The Pitt Pastel Pencils are generally easy to wipe allowing the seamless merging of neighboring colors, but they need to be fixed when the drawing is finished. Available in 60 light-independent colors, the hue range of this product series is particularly focused on muted shades and earth tones that are widely used by pastel artists. The pencils come in sets of 3, 12, 24, 36, and 60, and the case is a high quality metal tin.
Product Pros & Cons
- Wax and oil-free
- High pigment concentration levels
- Can be sharpened to a fine point for very detailed work
- Great color selection
- Fair price for the quality
- True and deep colors
- Can be erased without damaging the paper
- Tip won’t break easily
- Need to be used at a certain angle
- Pastel center is a bit thin
- No color indication printed on the pencil
The Faber-Castel Pitt Pastel Pencils generate enthusiasm among pastel artists who want to elaborate on these finer details that can’t be done with a crayon. They offer a good color selection, a good tip durability even when thinned down, a high pigment concentration, and a great coloring result. Some users however report their disappointment with the blending capacity of this product, as well as the use limitations and encumbrances that derive from the absence of the color indicator on the pencil and the thin lead center. These are isolated reports that may be attributed to defective products.

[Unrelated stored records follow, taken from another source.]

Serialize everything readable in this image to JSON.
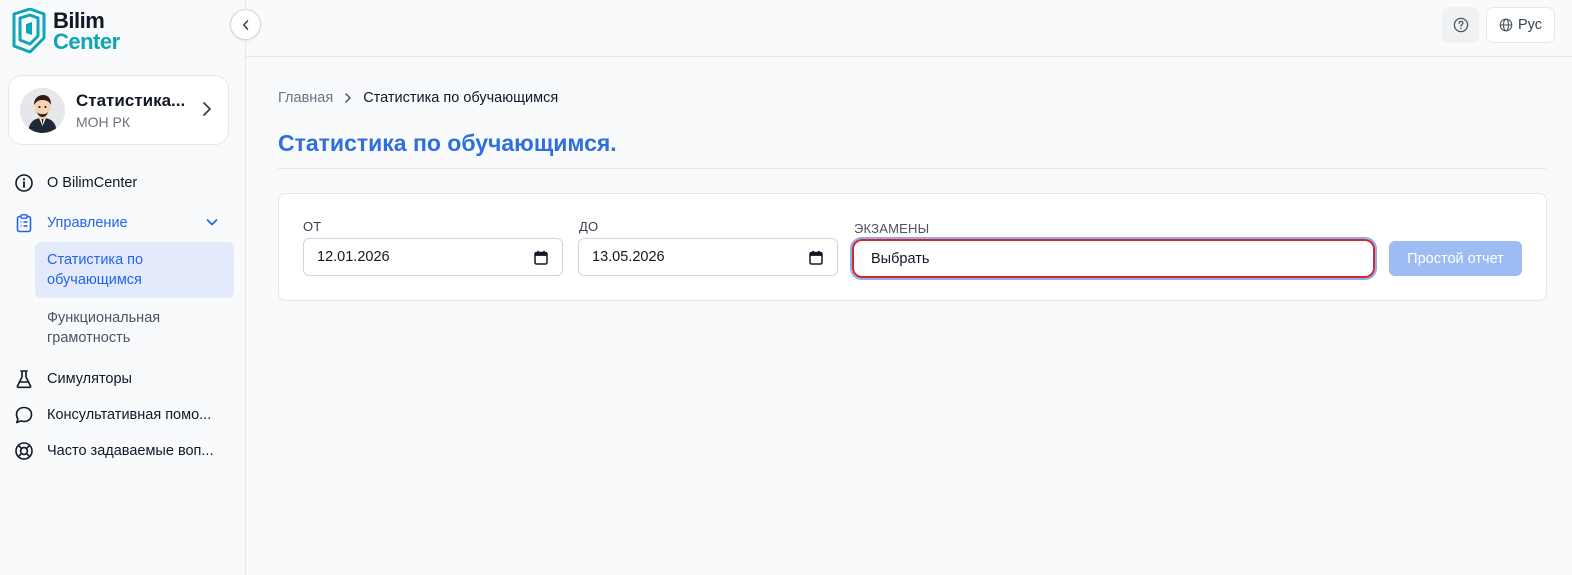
{
  "brand": {
    "line1": "Bilim",
    "line2": "Center"
  },
  "profile": {
    "name": "Статистика...",
    "org": "МОН РК"
  },
  "sidebar": {
    "items": [
      {
        "label": "О BilimCenter",
        "icon": "info-icon"
      },
      {
        "label": "Управление",
        "icon": "clipboard-icon"
      },
      {
        "label": "Симуляторы",
        "icon": "flask-icon"
      },
      {
        "label": "Консультативная помо...",
        "icon": "chat-bubble-icon"
      },
      {
        "label": "Часто задаваемые воп...",
        "icon": "lifebuoy-icon"
      }
    ],
    "sub_items": [
      {
        "label": "Статистика по обучающимся",
        "active": true
      },
      {
        "label": "Функциональная грамотность",
        "active": false
      }
    ]
  },
  "header": {
    "lang_label": "Рус"
  },
  "breadcrumb": {
    "home": "Главная",
    "current": "Статистика по обучающимся"
  },
  "page": {
    "title": "Статистика по обучающимся."
  },
  "filters": {
    "from_label": "От",
    "from_value": "12.01.2026",
    "to_label": "До",
    "to_value": "13.05.2026",
    "exams_label": "Экзамены",
    "exams_value": "Выбрать",
    "submit_label": "Простой отчет"
  },
  "colors": {
    "accent": "#2563eb",
    "title": "#2f6fdc",
    "brand_teal": "#0ea5b7",
    "button_disabled": "#9dbcf3",
    "focus_border": "#d9252a"
  }
}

The color range of this product makes it ideal for drawing wildlife, landscape, and portraits. The 60 colors are certainly not for everything, so artists should be aware and careful on their choice. They are generally used as a pastel complementary, so it’s good that they are also sold individually, but since they can stand as a medium on their own the sets can come in handy.